Most camping stoves use fuels such as shellite, kerosene, methylated spirits or gas, all of which are highly flammable. They are potentially dangerous if not operated correctly. Stoves that use methylated spirits are the most suitable for use by students because methylated spirits has a low volatility.

Safety with fuels

All fuel containers must be clearly labelled so as not to be confused with other liquids.

  • The stove must not be fuelled or used anywhere near naked flames and other heat sources or when it is too hot to touch.
  • Stoves must always be fuelled and / or primed outside tents or buildings.
  • Fuel bottles must be securely sealed and kept well away from the lighted stove and other heat sources.
  • Methylated spirits is a low volatility fuel and does not always light straight away, and burns with an invisible flame. As such care should be taken to determine if the stove is alight.
  • Only refill the burner when it is completely out, and has cooled sufficiently to be picked up with bare hands.

Student briefing prior to use

Proper instruction in the use of fuel stoves must be given to students, and the following safety precautions should be given and strictly observed:

  • a designated ‘cooking area’ should be established
  • setup of the stove should be demonstrated to first time users
  • the stove must only be used in a stable position where it will not tip-over or move around
  • fuelling, lighting and extinguishing the burner should be demonstrated to first time users
  • lighted stoves must never be left unattended
  • students must not walk across the area where stoves are in operation
  • students should avoid passing hot liquids and hot food over the stove and other people
  • demonstrate the use of ‘billy grips’ for removing the lid and pots
  • demonstrate the refuelling procedure
  • demonstrate using the temperature controlling device (including how to put out the flame)
  • staff must carefully supervise students while stoves are being used.

Use in tents

  • If possible, stoves should not be used in or close to tents.
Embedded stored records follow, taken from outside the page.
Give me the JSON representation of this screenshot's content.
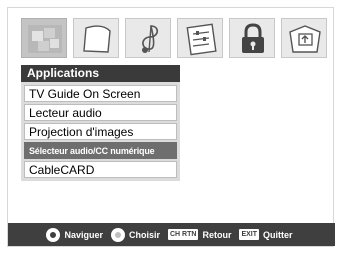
{
  "icons": [
    {
      "name": "applications-icon",
      "active": true
    },
    {
      "name": "picture-icon",
      "active": false
    },
    {
      "name": "audio-icon",
      "active": false
    },
    {
      "name": "setup-icon",
      "active": false
    },
    {
      "name": "lock-icon",
      "active": false
    },
    {
      "name": "preferences-icon",
      "active": false
    }
  ],
  "menu": {
    "title": "Applications",
    "items": [
      {
        "label": "TV Guide On Screen"
      },
      {
        "label": "Lecteur audio"
      },
      {
        "label": "Projection d'images"
      },
      {
        "label": "Sélecteur audio/CC numérique",
        "selected": true
      },
      {
        "label": "CableCARD"
      }
    ]
  },
  "help": {
    "navigate": "Naviguer",
    "select": "Choisir",
    "return_key": "CH RTN",
    "return": "Retour",
    "exit_key": "EXIT",
    "exit": "Quitter"
  },
  "colors": {
    "menu_title_bg": "#3a3a3a",
    "selected_item_bg": "#6e6e6e",
    "help_bar_bg": "#3f3f3f"
  }
}
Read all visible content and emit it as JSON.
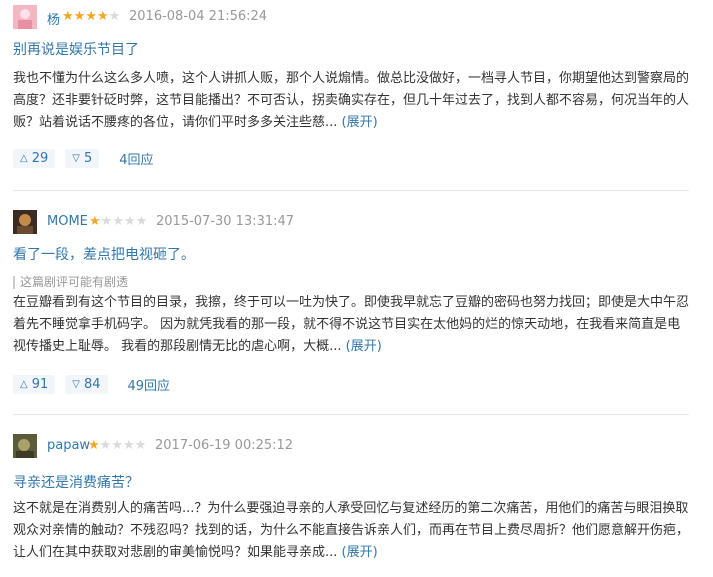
{
  "reviews": [
    {
      "author": "杨",
      "rating": 4,
      "time": "2016-08-04 21:56:24",
      "title": "别再说是娱乐节目了",
      "spoiler": "",
      "body": "我也不懂为什么这么多人喷，这个人讲抓人贩，那个人说煽情。做总比没做好，一档寻人节目，你期望他达到警察局的高度？还非要针砭时弊，这节目能播出？不可否认，拐卖确实存在，但几十年过去了，找到人都不容易，何况当年的人贩？站着说话不腰疼的各位，请你们平时多多关注些慈...",
      "expand": "(展开)",
      "up": "29",
      "down": "5",
      "replies": "4回应"
    },
    {
      "author": "MOME",
      "rating": 1,
      "time": "2015-07-30 13:31:47",
      "title": "看了一段，差点把电视砸了。",
      "spoiler": "这篇剧评可能有剧透",
      "body": "在豆瓣看到有这个节目的目录，我擦，终于可以一吐为快了。即使我早就忘了豆瓣的密码也努力找回；即使是大中午忍着先不睡觉拿手机码字。 因为就凭我看的那一段，就不得不说这节目实在太他妈的烂的惊天动地，在我看来简直是电视传播史上耻辱。 我看的那段剧情无比的虐心啊，大概...",
      "expand": "(展开)",
      "up": "91",
      "down": "84",
      "replies": "49回应"
    },
    {
      "author": "papaw",
      "rating": 1,
      "time": "2017-06-19 00:25:12",
      "title": "寻亲还是消费痛苦？",
      "spoiler": "",
      "body": "这不就是在消费别人的痛苦吗...？为什么要强迫寻亲的人承受回忆与复述经历的第二次痛苦，用他们的痛苦与眼泪换取观众对亲情的触动？不残忍吗？找到的话，为什么不能直接告诉亲人们，而再在节目上费尽周折？他们愿意解开伤疤，让人们在其中获取对悲剧的审美愉悦吗？如果能寻亲成...",
      "expand": "(展开)",
      "up": "",
      "down": "",
      "replies": ""
    }
  ],
  "icons": {
    "up": "triangle-up-icon",
    "down": "triangle-down-icon",
    "star": "star-icon"
  },
  "colors": {
    "link": "#3377aa",
    "star": "#f5a623",
    "muted": "#999999"
  }
}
There are dangers in having a flame and fumes in such a confined space.
  • If weather conditions are so poor that students must cook from their tent then the stove should be placed outside the tent, or in an annex or vestibule of the tent.
  • Tent doors and vents should be open to ensure good ventilation.
  • Movement in the tent should be kept to a minimum, with legs positioned away from the stove.
  • Stoves must be positioned away from flammable objects-particularly plastic groundsheets, rucksacks, tent flaps and sleeping bags.
  • Lit stoves must not be left unattended or allowed to overheat - for example by using over-large billies or pans.
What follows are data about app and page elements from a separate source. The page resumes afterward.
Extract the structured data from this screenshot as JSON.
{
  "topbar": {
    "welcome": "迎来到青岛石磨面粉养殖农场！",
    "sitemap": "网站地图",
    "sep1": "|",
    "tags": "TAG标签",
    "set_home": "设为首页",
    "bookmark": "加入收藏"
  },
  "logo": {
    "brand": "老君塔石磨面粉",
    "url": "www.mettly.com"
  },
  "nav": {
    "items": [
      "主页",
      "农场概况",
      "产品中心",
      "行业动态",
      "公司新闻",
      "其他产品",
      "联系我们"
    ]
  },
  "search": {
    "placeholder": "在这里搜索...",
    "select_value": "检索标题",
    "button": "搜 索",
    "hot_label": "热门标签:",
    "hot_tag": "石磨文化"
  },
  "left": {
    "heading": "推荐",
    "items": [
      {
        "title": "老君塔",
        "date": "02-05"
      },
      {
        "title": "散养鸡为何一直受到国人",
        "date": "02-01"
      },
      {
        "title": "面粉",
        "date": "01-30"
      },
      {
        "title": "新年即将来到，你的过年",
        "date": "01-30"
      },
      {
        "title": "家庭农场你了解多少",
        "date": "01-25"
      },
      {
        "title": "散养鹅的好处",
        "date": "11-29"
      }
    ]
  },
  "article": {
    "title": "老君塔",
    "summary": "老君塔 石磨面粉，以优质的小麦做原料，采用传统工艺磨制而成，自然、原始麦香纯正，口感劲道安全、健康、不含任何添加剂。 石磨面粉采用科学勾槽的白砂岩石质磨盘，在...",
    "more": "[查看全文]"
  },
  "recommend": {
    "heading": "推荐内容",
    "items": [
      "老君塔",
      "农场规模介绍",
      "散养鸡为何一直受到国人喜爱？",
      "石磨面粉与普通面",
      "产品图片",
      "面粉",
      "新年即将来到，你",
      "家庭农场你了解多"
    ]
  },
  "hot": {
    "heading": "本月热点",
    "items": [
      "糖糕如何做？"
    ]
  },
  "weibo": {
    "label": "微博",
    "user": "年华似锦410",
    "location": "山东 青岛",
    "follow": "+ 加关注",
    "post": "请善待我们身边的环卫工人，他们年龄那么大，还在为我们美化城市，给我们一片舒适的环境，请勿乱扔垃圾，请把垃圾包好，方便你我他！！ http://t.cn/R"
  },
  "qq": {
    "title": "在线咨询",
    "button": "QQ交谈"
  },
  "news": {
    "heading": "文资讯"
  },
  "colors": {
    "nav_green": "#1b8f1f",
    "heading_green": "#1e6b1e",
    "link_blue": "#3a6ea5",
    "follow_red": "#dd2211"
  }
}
Support organisations



Asthma Australia 

Ambulance Victoria 

Australian Camps Association 

Australian Canoeing 

Australian Climbing Instructors Association 

Australian Professional Snowsports Instructors 

Australian Sailing 

Australian Ski Areas Association 

Australian Ski Patrollers Association 

Australian Waterski and Wakeboard Federation 


Bicycle Network 

Bus Association of Victoria


Council of Professional Teaching Associations of Victoria 

Country Fire Authority 


Department of Education and Training 


Emergency and Security Management Unit 

Equip Wilderness First Aid Institute ​


Life Saving Victoria


Maritime Safety - Transport Safety Victoria 

Metropolitan Fire Brigade 


Outdoors Victoria 


Paddle Australia 


Red Cross  


Snow Safe 

St Johns Ambulance (Victoria) 

State Emergency Service 



Victoria Police 

Victorian Curriculum & Assessment Authority 


Victorian Institute of Teaching 


WorkSafe (Victoria)